Data records:
<<<<
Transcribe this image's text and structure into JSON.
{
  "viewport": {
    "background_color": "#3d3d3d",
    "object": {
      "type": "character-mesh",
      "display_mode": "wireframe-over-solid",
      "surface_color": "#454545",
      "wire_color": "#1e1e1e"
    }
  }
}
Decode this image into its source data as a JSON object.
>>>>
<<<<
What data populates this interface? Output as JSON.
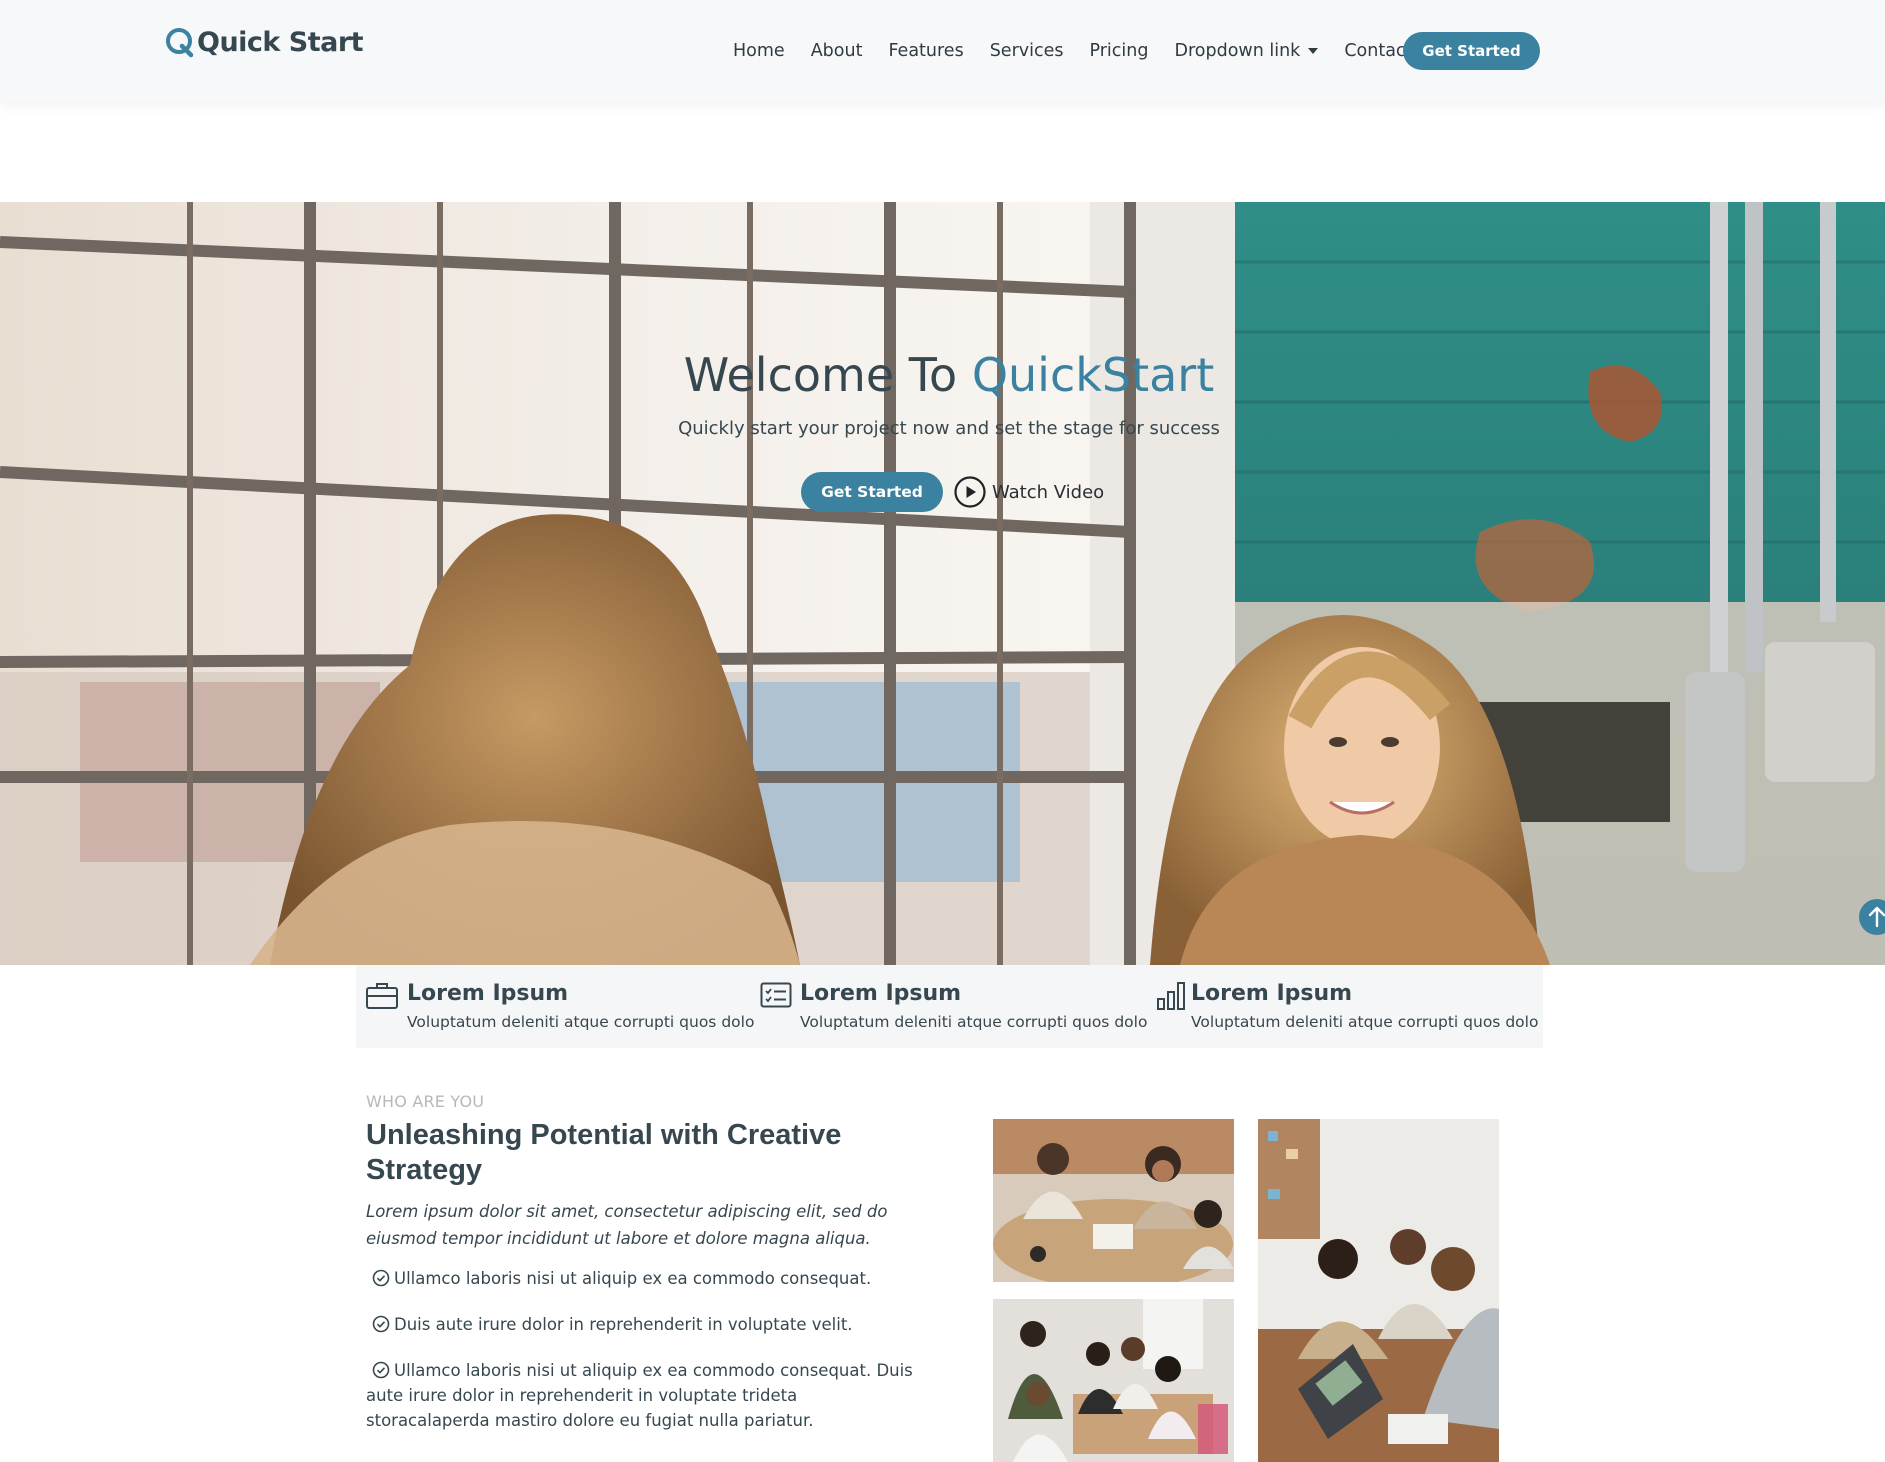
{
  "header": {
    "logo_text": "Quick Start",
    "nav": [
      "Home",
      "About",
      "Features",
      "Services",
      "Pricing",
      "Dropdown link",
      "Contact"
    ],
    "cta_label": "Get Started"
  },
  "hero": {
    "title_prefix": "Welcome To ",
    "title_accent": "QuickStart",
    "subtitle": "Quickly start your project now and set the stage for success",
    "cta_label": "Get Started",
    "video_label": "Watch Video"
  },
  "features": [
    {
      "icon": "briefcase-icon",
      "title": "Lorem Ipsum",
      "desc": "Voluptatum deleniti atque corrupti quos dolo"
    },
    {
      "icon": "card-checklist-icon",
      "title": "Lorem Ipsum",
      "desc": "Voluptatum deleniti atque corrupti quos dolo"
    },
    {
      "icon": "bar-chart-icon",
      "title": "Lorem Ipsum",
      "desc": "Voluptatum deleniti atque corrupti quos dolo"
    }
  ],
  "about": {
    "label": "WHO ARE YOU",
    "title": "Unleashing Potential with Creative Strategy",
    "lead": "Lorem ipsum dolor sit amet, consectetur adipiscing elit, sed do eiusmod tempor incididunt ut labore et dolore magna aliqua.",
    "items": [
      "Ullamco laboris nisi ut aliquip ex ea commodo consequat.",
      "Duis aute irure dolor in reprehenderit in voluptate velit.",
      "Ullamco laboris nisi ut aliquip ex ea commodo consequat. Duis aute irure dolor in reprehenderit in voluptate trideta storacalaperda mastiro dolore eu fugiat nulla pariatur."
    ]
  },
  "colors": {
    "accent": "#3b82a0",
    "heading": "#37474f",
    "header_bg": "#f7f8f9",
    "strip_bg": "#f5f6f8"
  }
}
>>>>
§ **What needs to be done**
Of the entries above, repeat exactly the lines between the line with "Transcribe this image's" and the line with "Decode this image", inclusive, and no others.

§ **Your solution**
Transcribe this image's text and structure into JSON.
{
  "viewport": {
    "background_color": "#3d3d3d",
    "object": {
      "type": "character-mesh",
      "display_mode": "wireframe-over-solid",
      "surface_color": "#454545",
      "wire_color": "#1e1e1e"
    }
  }
}
Decode this image into its source data as a JSON object.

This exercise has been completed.